The whole listing that follows, pictures excepted, should be printed again exactly as given.

PROVIDED INFORMATION:

::::::::

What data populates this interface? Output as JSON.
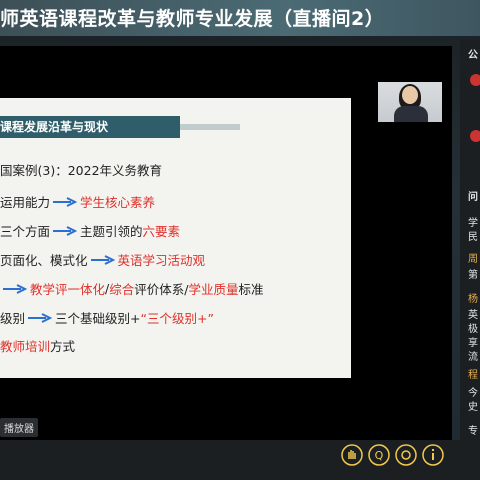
{
  "title": "师英语课程改革与教师专业发展（直播间2）",
  "slide": {
    "header": "课程发展沿革与现状",
    "lines": [
      {
        "text": "国案例(3)：2022年义务教育"
      },
      {
        "pre": "运用能力",
        "post_red": "学生核心素养"
      },
      {
        "pre": "三个方面",
        "post": "主题引领的",
        "post_red2": "六要素"
      },
      {
        "pre": "页面化、模式化",
        "post_red": "英语学习活动观"
      },
      {
        "pre_red": "教学评一体化",
        "mid": "/",
        "mid_red": "综合",
        "mid2": "评价体系/",
        "mid_red2": "学业质量",
        "tail": "标准"
      },
      {
        "pre": "级别",
        "post": "三个基础级别+",
        "post_red": "“三个级别+”"
      },
      {
        "pre_red": "教师培训",
        "tail": "方式"
      }
    ]
  },
  "right_panel": {
    "label1": "公",
    "label2": "问",
    "text1": "学",
    "text2": "民",
    "text3": "周",
    "text4": "第",
    "text5": "杨",
    "text6": "英",
    "text7": "极",
    "text8": "享",
    "text9": "流",
    "text10": "程",
    "text11": "今",
    "text12": "史",
    "text13": "专"
  },
  "player_label": "播放器",
  "colors": {
    "accent": "#2f5e6a",
    "red": "#e0302c",
    "arrow": "#2d6fd1"
  }
}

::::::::

SOLUTION:
What data populates this interface? Output as JSON.
{
  "title": "师英语课程改革与教师专业发展（直播间2）",
  "slide": {
    "header": "课程发展沿革与现状",
    "lines": [
      {
        "text": "国案例(3)：2022年义务教育"
      },
      {
        "pre": "运用能力",
        "post_red": "学生核心素养"
      },
      {
        "pre": "三个方面",
        "post": "主题引领的",
        "post_red2": "六要素"
      },
      {
        "pre": "页面化、模式化",
        "post_red": "英语学习活动观"
      },
      {
        "pre_red": "教学评一体化",
        "mid": "/",
        "mid_red": "综合",
        "mid2": "评价体系/",
        "mid_red2": "学业质量",
        "tail": "标准"
      },
      {
        "pre": "级别",
        "post": "三个基础级别+",
        "post_red": "“三个级别+”"
      },
      {
        "pre_red": "教师培训",
        "tail": "方式"
      }
    ]
  },
  "right_panel": {
    "label1": "公",
    "label2": "问",
    "text1": "学",
    "text2": "民",
    "text3": "周",
    "text4": "第",
    "text5": "杨",
    "text6": "英",
    "text7": "极",
    "text8": "享",
    "text9": "流",
    "text10": "程",
    "text11": "今",
    "text12": "史",
    "text13": "专"
  },
  "player_label": "播放器",
  "colors": {
    "accent": "#2f5e6a",
    "red": "#e0302c",
    "arrow": "#2d6fd1"
  }
}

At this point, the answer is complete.